For my speech on Holocaust Memorial Day, I spoke about Holocaust survivors and London residents Alicia and Adam, and the need to reach out to today’s refugee survivors:
It is always a great privilege to have the opportunity to speak in this debate. Let me add my thanks to the truly amazing Holocaust Educational Trust for its much-needed and excellent work to keep memories alive, but also to remind us of what our future might hold if we chose to ignore the plight of those in our world who are in trouble.
This year, the theme for Holocaust Memorial Day is a question: “How can life go on?” Given what we have heard today, and during our past debates on this topic, the force of that question is palpable. Personally, I cannot imagine how I could go on in circumstances even a fraction as bleak as those experienced by so many Jewish people, and others, during the Nazi genocide. For many survivors, almost everything that had anchored them was lost. The loving family connections that had given shape to their entire lives, the familiar places and supportive communities that may have been all they ever knew, their sense of our world as a potential home for them—all of it gone. On top of that, those sources of love and security had been taken away by an unprecedented, unrelenting wave of organised, arbitrary hatred.

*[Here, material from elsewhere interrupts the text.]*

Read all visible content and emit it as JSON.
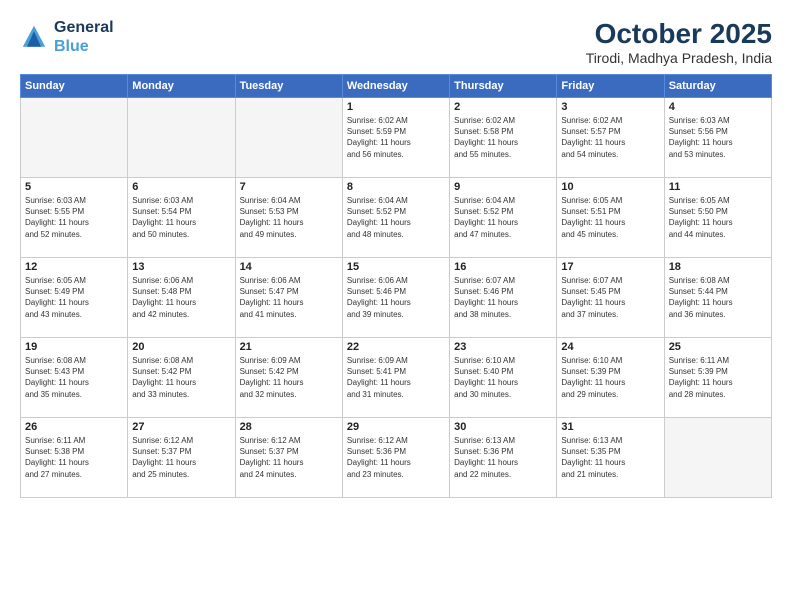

In reflecting on this, I will draw on the testimony of one survivor, the artist Alicia Melamed Adams, who was born Alicia Goldschlag in Drohobycz in what is now Ukraine in 1927. We can read her story, in connection with a series of relevant—and beautiful and tragic—examples of her painting, in a booklet. It is a remarkable testament to a truly remarkable and very talented woman.
The German army took control of Drohobycz in 1941, when Alicia was only 13 years old. They forced the Jewish population into a ghetto, and Alicia’s family was separated. Her beloved older brother disappeared without trace at the age of 18 after being taken to another camp; he was one of the first to be taken in that area. During this time, she—at 13 years old—laboured for the Gestapo under the constant and explicit threat of beatings and death. In her words:
“At one time I worked as a cleaner for a Gestapo man. He was one of those who shot people in Bronica wood with machine guns—about two thousand at a time. He always used to drink beforehand. Once he said to me, ‘You are very nice, I will never kill you with the others.’ Then he showed me a beautiful flowering tree and said, ‘I will kill you separately and I will put you under that tree.’ I once painted a self-portrait with that tree. I sold the picture and called it ‘Childhood Memories’, but I’m certain the buyer didn’t know what kind of memories they were.”
Alicia narrowly escaped death a number of times, mainly because she was helped due to the kindness of others or sometimes just by luck—fate. Throughout her ordeal, Alicia was only a child.
After the war Alicia met Adam, also a survivor in western Poland, who is now her husband. I wanted to tell his story too, but we simply do not have time in this debate. I urge the House authorities to give us a proper, long debate next time so that we can truly talk about the stories of such people. Alicia and Adam moved to London, where they have lived ever since, but these events leave an indelible mark.
After experiencing such intense horror, it is understandably difficult to go on with life in a new place among strangers. Stories like those of Adam and Alicia are relevant to how we should treat today’s refugee survivors—those for whom the question of how life can go on must be so pressing. It is so important that we create an environment for them that offers genuine shelter for body and mind, that genuinely reaches out, instead of shying away, when faced with deeply troubling past experiences and their consequences, and that gives survivors a genuine chance to create a new life in this country, just as Alicia and Adam, remarkably, have had the strength to do. I am delighted to be able to tell the House that Adam and Alicia are still with us today, and nestled in the bosom of their loving family.
I hope today the House will recommit to extending a welcoming, understanding, careful hand to refugees today and tomorrow. We must never let survivors of murderous horror feel such loss and despair that they might question how they can go on with life in our country.